US5282400 *Mar 15, 1991Feb 1, 1994Honda Giken Kogyo Kabushiki KaishaControlling device for non-stage transmission for vehicle
US6854549 *Mar 23, 2001Feb 15, 2005Caterpillar Inc.Electronic engine speed controller
US7246001Dec 16, 2003Jul 17, 2007Caterpillar IncMethod for controlling the ground speed of a work machine
US7441623Feb 28, 2005Oct 28, 2008Caterpillar Inc.Multi-motor drive system for a work machine
US7987035Jun 27, 2006Jul 26, 2011Sauer-Danfoss Inc.Method of operating a vehicle and apparatus comprising the same
US8214115Dec 17, 2008Jul 3, 2012Caterpillar Inc.System and method of changing engine performance curves to manage heat generation
Classifications
U.S. Classification60/431, 60/443, 60/449, 60/433
International ClassificationF02B61/00, F15B11/02, F16D31/02, G05D13/32, B60W10/04, F02D29/02, F15B, F02D, B60W10/10, F02D29/00, F16H59/30, B60W10/06, B60W30/18, F16H61/46, F16H61/475

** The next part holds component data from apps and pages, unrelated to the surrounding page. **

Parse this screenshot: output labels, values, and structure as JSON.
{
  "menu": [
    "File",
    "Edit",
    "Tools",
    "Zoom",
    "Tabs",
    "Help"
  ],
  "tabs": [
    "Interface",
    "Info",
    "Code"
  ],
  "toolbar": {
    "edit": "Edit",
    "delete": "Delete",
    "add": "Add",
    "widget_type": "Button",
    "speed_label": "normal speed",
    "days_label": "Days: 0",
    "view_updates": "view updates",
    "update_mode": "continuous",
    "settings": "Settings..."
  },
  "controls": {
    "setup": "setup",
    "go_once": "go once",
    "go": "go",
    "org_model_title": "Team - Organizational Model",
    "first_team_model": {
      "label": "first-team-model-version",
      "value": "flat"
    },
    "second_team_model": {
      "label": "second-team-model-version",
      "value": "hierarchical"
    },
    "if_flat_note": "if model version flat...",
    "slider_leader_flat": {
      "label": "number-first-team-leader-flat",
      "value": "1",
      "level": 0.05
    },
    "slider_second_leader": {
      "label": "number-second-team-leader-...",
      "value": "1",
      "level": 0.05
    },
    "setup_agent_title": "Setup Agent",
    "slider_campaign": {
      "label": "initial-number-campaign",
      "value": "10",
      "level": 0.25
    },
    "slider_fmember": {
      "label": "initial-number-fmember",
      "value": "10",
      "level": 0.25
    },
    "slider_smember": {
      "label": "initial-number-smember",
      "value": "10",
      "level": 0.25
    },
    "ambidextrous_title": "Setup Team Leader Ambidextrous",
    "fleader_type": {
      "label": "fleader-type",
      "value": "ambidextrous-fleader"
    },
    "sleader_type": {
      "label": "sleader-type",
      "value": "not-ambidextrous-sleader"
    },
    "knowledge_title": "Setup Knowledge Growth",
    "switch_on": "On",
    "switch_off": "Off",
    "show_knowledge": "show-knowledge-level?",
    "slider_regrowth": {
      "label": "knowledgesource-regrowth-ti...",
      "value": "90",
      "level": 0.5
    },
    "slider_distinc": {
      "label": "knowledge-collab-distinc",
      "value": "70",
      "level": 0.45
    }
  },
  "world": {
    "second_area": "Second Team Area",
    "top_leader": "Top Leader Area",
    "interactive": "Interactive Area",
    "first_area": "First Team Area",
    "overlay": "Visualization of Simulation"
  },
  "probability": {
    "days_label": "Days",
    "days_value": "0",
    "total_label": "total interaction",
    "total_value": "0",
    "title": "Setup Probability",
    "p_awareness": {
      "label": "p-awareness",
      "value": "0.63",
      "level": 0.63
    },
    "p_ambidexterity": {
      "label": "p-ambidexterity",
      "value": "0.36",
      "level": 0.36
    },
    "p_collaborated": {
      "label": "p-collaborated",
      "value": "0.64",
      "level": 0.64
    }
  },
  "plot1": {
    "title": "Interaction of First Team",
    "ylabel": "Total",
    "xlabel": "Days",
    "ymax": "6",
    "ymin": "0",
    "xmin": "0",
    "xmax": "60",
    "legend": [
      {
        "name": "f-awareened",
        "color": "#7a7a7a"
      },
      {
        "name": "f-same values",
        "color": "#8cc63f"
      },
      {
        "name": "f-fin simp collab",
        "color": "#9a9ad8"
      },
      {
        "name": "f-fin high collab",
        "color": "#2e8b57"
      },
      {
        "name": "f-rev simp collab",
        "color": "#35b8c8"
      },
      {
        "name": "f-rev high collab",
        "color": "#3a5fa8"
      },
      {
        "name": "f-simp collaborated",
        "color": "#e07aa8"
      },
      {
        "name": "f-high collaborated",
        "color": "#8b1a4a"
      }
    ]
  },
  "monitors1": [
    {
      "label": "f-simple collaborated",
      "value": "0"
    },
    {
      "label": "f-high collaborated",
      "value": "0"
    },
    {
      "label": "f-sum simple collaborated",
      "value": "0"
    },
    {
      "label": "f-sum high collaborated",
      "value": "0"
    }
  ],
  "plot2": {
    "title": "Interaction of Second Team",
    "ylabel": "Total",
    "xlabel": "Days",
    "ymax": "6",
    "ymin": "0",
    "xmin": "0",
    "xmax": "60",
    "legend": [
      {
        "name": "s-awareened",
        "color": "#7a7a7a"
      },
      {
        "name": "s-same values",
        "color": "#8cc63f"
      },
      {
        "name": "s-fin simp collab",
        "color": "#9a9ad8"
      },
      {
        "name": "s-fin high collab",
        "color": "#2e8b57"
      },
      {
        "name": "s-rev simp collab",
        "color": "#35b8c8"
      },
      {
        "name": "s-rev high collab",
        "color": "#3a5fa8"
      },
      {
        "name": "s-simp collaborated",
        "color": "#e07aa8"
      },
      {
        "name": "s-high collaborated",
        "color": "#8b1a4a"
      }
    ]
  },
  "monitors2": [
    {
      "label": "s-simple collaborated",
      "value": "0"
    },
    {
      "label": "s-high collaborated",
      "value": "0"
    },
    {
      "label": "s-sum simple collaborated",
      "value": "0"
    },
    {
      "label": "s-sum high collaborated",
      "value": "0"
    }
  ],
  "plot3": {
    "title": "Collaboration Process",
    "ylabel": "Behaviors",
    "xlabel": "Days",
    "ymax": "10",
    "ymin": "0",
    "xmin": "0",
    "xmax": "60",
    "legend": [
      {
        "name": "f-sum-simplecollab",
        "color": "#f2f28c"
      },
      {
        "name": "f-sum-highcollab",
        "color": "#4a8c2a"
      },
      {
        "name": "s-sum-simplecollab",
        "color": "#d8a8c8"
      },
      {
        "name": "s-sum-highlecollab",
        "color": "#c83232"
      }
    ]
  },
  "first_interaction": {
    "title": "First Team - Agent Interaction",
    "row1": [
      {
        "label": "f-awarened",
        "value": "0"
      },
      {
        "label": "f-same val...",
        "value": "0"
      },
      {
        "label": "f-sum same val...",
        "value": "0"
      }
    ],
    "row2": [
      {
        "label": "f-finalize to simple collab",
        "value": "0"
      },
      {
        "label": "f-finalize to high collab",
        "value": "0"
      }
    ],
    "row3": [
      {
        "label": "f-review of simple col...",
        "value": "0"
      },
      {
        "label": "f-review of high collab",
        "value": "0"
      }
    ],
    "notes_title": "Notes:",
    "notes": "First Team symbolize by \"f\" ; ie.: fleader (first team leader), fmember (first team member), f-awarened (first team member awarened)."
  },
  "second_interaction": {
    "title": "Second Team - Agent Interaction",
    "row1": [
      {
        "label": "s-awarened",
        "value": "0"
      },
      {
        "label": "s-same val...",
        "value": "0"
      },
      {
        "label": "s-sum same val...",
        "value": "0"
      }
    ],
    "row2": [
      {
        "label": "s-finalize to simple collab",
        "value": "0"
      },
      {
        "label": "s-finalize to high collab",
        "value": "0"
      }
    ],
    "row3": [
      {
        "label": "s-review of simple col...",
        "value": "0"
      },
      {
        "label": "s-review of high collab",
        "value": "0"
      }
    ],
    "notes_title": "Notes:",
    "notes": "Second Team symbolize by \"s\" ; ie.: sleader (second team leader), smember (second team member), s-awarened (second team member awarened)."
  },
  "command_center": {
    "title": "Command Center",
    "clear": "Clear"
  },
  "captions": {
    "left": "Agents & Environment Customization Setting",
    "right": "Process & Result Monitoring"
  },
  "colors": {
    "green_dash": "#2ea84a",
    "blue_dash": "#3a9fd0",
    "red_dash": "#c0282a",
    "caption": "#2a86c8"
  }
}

Cooperative ClassificationF16H61/46, F16H2059/366, Y02T10/76, F16H59/30, B60W30/188, F16H61/475, B60W10/103, B60K2741/16, B60W10/06
European ClassificationB60W30/188, B60W10/103, F16H61/46, B60W10/06, F16H61/475
Legal Events
DateCodeEventDescription
Nov 18, 1991ASAssignment
Owner name: SAUER INC.,
Free format text: ASSIGNMENT OF ASSIGNORS INTEREST.;ASSIGNOR:SUNDSTRAND-SAUER COMPANY, A DE GENERAL PARTNERSHIP;REEL/FRAME:005919/0145
Effective date: 19900129
Aug 24, 1989ASAssignment
Owner name: SUNDSTRAND-SAUER COMPANY, A GENERAL PARTNERSHIP OF
Free format text: ASSIGNMENT OF ASSIGNORS INTEREST.;ASSIGNOR:SUNDSTRAND CORPORATION, A DE CORP.;REEL/FRAME:005261/0112
Effective date: 19890807